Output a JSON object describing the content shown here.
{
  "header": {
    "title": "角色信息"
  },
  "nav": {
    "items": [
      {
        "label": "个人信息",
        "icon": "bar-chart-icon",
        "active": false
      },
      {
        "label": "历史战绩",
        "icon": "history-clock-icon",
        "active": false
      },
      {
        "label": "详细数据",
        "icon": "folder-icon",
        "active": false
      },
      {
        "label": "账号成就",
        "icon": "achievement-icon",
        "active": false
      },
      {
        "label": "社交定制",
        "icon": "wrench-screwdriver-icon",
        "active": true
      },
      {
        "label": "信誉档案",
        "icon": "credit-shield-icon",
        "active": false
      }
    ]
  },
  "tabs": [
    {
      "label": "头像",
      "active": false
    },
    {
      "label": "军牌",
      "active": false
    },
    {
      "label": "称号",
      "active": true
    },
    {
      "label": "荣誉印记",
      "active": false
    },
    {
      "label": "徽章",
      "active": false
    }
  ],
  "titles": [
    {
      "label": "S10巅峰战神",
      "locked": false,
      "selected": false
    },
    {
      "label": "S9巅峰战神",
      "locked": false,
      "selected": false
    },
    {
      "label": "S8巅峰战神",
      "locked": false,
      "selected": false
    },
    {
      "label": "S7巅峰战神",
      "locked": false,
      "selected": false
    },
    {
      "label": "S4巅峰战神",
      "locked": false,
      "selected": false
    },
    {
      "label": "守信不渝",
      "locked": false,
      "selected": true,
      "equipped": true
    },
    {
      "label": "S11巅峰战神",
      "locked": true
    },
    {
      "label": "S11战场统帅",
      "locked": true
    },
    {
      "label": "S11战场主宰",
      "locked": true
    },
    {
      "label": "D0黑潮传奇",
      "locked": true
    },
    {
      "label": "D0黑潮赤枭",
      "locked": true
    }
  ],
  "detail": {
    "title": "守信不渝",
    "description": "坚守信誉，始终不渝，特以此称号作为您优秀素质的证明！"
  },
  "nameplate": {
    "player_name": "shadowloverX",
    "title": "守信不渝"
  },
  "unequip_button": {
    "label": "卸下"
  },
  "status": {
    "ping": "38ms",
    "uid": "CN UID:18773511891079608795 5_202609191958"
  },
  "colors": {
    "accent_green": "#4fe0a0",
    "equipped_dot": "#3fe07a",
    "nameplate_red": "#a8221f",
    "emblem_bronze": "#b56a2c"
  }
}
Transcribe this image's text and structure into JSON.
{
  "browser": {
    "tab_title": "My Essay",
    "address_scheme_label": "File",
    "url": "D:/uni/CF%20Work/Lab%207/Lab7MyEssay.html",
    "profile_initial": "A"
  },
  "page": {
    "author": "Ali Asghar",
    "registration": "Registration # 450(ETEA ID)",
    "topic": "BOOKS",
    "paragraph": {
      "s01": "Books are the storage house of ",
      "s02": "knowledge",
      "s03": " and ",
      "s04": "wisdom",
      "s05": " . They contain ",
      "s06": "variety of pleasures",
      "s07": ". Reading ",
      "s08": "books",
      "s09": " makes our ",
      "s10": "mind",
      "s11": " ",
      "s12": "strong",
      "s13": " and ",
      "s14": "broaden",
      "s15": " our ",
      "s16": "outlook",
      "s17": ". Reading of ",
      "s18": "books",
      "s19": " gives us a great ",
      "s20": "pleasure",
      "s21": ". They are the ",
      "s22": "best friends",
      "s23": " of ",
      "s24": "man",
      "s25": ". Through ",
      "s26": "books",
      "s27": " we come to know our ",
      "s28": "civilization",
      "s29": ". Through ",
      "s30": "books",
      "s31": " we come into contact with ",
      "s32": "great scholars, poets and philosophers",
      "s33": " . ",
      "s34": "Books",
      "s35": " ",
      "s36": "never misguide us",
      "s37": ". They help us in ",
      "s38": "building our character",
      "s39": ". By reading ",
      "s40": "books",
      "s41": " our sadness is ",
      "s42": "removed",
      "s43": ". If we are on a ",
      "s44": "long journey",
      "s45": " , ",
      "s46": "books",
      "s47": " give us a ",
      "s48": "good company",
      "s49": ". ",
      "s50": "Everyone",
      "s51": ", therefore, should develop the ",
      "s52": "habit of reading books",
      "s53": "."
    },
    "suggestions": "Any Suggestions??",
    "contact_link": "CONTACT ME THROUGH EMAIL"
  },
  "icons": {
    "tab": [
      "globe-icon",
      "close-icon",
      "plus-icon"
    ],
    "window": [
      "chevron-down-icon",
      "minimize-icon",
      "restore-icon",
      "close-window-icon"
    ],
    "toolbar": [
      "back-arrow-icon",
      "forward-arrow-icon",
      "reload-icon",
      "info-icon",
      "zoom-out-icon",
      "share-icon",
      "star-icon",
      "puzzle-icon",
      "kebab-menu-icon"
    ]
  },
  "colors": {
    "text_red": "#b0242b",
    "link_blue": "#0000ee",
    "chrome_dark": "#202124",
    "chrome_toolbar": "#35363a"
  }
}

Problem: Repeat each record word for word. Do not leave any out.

Solved exercise:
Output a JSON object describing the content shown here.
{
  "header": {
    "title": "角色信息"
  },
  "nav": {
    "items": [
      {
        "label": "个人信息",
        "icon": "bar-chart-icon",
        "active": false
      },
      {
        "label": "历史战绩",
        "icon": "history-clock-icon",
        "active": false
      },
      {
        "label": "详细数据",
        "icon": "folder-icon",
        "active": false
      },
      {
        "label": "账号成就",
        "icon": "achievement-icon",
        "active": false
      },
      {
        "label": "社交定制",
        "icon": "wrench-screwdriver-icon",
        "active": true
      },
      {
        "label": "信誉档案",
        "icon": "credit-shield-icon",
        "active": false
      }
    ]
  },
  "tabs": [
    {
      "label": "头像",
      "active": false
    },
    {
      "label": "军牌",
      "active": false
    },
    {
      "label": "称号",
      "active": true
    },
    {
      "label": "荣誉印记",
      "active": false
    },
    {
      "label": "徽章",
      "active": false
    }
  ],
  "titles": [
    {
      "label": "S10巅峰战神",
      "locked": false,
      "selected": false
    },
    {
      "label": "S9巅峰战神",
      "locked": false,
      "selected": false
    },
    {
      "label": "S8巅峰战神",
      "locked": false,
      "selected": false
    },
    {
      "label": "S7巅峰战神",
      "locked": false,
      "selected": false
    },
    {
      "label": "S4巅峰战神",
      "locked": false,
      "selected": false
    },
    {
      "label": "守信不渝",
      "locked": false,
      "selected": true,
      "equipped": true
    },
    {
      "label": "S11巅峰战神",
      "locked": true
    },
    {
      "label": "S11战场统帅",
      "locked": true
    },
    {
      "label": "S11战场主宰",
      "locked": true
    },
    {
      "label": "D0黑潮传奇",
      "locked": true
    },
    {
      "label": "D0黑潮赤枭",
      "locked": true
    }
  ],
  "detail": {
    "title": "守信不渝",
    "description": "坚守信誉，始终不渝，特以此称号作为您优秀素质的证明！"
  },
  "nameplate": {
    "player_name": "shadowloverX",
    "title": "守信不渝"
  },
  "unequip_button": {
    "label": "卸下"
  },
  "status": {
    "ping": "38ms",
    "uid": "CN UID:18773511891079608795 5_202609191958"
  },
  "colors": {
    "accent_green": "#4fe0a0",
    "equipped_dot": "#3fe07a",
    "nameplate_red": "#a8221f",
    "emblem_bronze": "#b56a2c"
  }
}
Transcribe this image's text and structure into JSON.
{
  "browser": {
    "tab_title": "My Essay",
    "address_scheme_label": "File",
    "url": "D:/uni/CF%20Work/Lab%207/Lab7MyEssay.html",
    "profile_initial": "A"
  },
  "page": {
    "author": "Ali Asghar",
    "registration": "Registration # 450(ETEA ID)",
    "topic": "BOOKS",
    "paragraph": {
      "s01": "Books are the storage house of ",
      "s02": "knowledge",
      "s03": " and ",
      "s04": "wisdom",
      "s05": " . They contain ",
      "s06": "variety of pleasures",
      "s07": ". Reading ",
      "s08": "books",
      "s09": " makes our ",
      "s10": "mind",
      "s11": " ",
      "s12": "strong",
      "s13": " and ",
      "s14": "broaden",
      "s15": " our ",
      "s16": "outlook",
      "s17": ". Reading of ",
      "s18": "books",
      "s19": " gives us a great ",
      "s20": "pleasure",
      "s21": ". They are the ",
      "s22": "best friends",
      "s23": " of ",
      "s24": "man",
      "s25": ". Through ",
      "s26": "books",
      "s27": " we come to know our ",
      "s28": "civilization",
      "s29": ". Through ",
      "s30": "books",
      "s31": " we come into contact with ",
      "s32": "great scholars, poets and philosophers",
      "s33": " . ",
      "s34": "Books",
      "s35": " ",
      "s36": "never misguide us",
      "s37": ". They help us in ",
      "s38": "building our character",
      "s39": ". By reading ",
      "s40": "books",
      "s41": " our sadness is ",
      "s42": "removed",
      "s43": ". If we are on a ",
      "s44": "long journey",
      "s45": " , ",
      "s46": "books",
      "s47": " give us a ",
      "s48": "good company",
      "s49": ". ",
      "s50": "Everyone",
      "s51": ", therefore, should develop the ",
      "s52": "habit of reading books",
      "s53": "."
    },
    "suggestions": "Any Suggestions??",
    "contact_link": "CONTACT ME THROUGH EMAIL"
  },
  "icons": {
    "tab": [
      "globe-icon",
      "close-icon",
      "plus-icon"
    ],
    "window": [
      "chevron-down-icon",
      "minimize-icon",
      "restore-icon",
      "close-window-icon"
    ],
    "toolbar": [
      "back-arrow-icon",
      "forward-arrow-icon",
      "reload-icon",
      "info-icon",
      "zoom-out-icon",
      "share-icon",
      "star-icon",
      "puzzle-icon",
      "kebab-menu-icon"
    ]
  },
  "colors": {
    "text_red": "#b0242b",
    "link_blue": "#0000ee",
    "chrome_dark": "#202124",
    "chrome_toolbar": "#35363a"
  }
}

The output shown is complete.